■ WHAT TO DO ■
Keep every line in which "color" occurs and drop the rest of the data.

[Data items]
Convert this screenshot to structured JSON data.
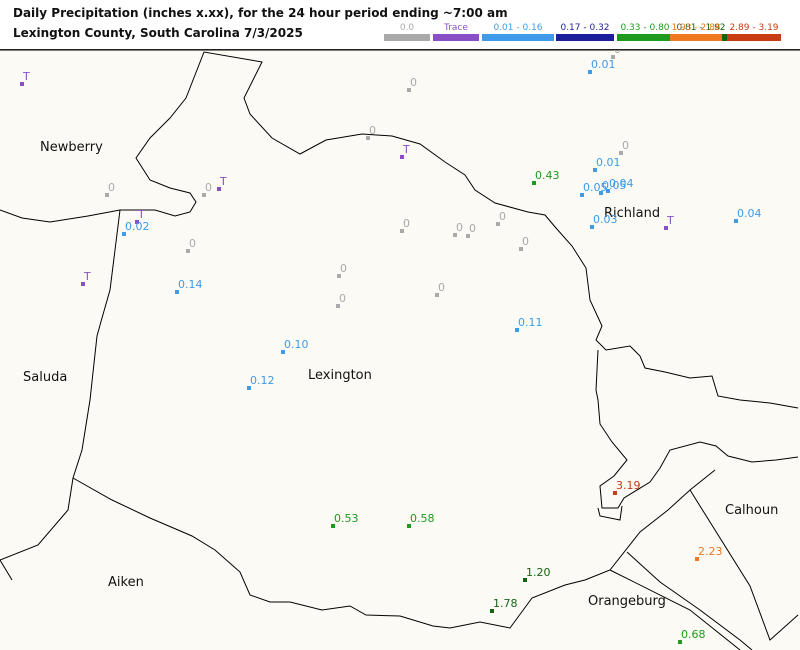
{
  "title_line1": "Daily Precipitation (inches  x.xx),  for the 24 hour period ending ~7:00 am",
  "title_line2": "Lexington County, South Carolina  7/3/2025",
  "legend": [
    {
      "label": "0.0",
      "color": "#a9a9a9"
    },
    {
      "label": "Trace",
      "color": "#8a4fc7"
    },
    {
      "label": "0.01 - 0.16",
      "color": "#3d9be9"
    },
    {
      "label": "0.17 - 0.32",
      "color": "#1e1e9a"
    },
    {
      "label": "0.33 - 0.80",
      "color": "#1f9a1f"
    },
    {
      "label": "0.81 - 1.92",
      "color": "#146214"
    },
    {
      "label": "1.93 - 2.88",
      "color": "#f07820"
    },
    {
      "label": "2.89 - 3.19",
      "color": "#c83c14"
    }
  ],
  "places": [
    "Newberry",
    "Richland",
    "Saluda",
    "Lexington",
    "Calhoun",
    "Aiken",
    "Orangeburg"
  ],
  "observations": [
    {
      "label": "T",
      "cat": 1
    },
    {
      "label": "0",
      "cat": 0
    },
    {
      "label": "0.01",
      "cat": 2
    },
    {
      "label": "0",
      "cat": 0
    },
    {
      "label": "0",
      "cat": 0
    },
    {
      "label": "T",
      "cat": 1
    },
    {
      "label": "0",
      "cat": 0
    },
    {
      "label": "0.01",
      "cat": 2
    },
    {
      "label": "0.43",
      "cat": 4
    },
    {
      "label": "0.05",
      "cat": 2
    },
    {
      "label": "0.04",
      "cat": 2
    },
    {
      "label": "0.05",
      "cat": 2
    },
    {
      "label": "0",
      "cat": 0
    },
    {
      "label": "0",
      "cat": 0
    },
    {
      "label": "T",
      "cat": 1
    },
    {
      "label": "T",
      "cat": 1
    },
    {
      "label": "0.02",
      "cat": 2
    },
    {
      "label": "0",
      "cat": 0
    },
    {
      "label": "0",
      "cat": 0
    },
    {
      "label": "0",
      "cat": 0
    },
    {
      "label": "0",
      "cat": 0
    },
    {
      "label": "0.03",
      "cat": 2
    },
    {
      "label": "T",
      "cat": 1
    },
    {
      "label": "0.04",
      "cat": 2
    },
    {
      "label": "0",
      "cat": 0
    },
    {
      "label": "0",
      "cat": 0
    },
    {
      "label": "0",
      "cat": 0
    },
    {
      "label": "T",
      "cat": 1
    },
    {
      "label": "0.14",
      "cat": 2
    },
    {
      "label": "0",
      "cat": 0
    },
    {
      "label": "0",
      "cat": 0
    },
    {
      "label": "0.11",
      "cat": 2
    },
    {
      "label": "0.10",
      "cat": 2
    },
    {
      "label": "0.12",
      "cat": 2
    },
    {
      "label": "3.19",
      "cat": 7
    },
    {
      "label": "0.53",
      "cat": 4
    },
    {
      "label": "0.58",
      "cat": 4
    },
    {
      "label": "2.23",
      "cat": 6
    },
    {
      "label": "1.20",
      "cat": 5
    },
    {
      "label": "1.78",
      "cat": 5
    },
    {
      "label": "0.68",
      "cat": 4
    }
  ]
}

■ THE COMPLETED TASK ■
      "color": "#a9a9a9"
      "color": "#8a4fc7"
      "color": "#3d9be9"
      "color": "#1e1e9a"
      "color": "#1f9a1f"
      "color": "#146214"
      "color": "#f07820"
      "color": "#c83c14"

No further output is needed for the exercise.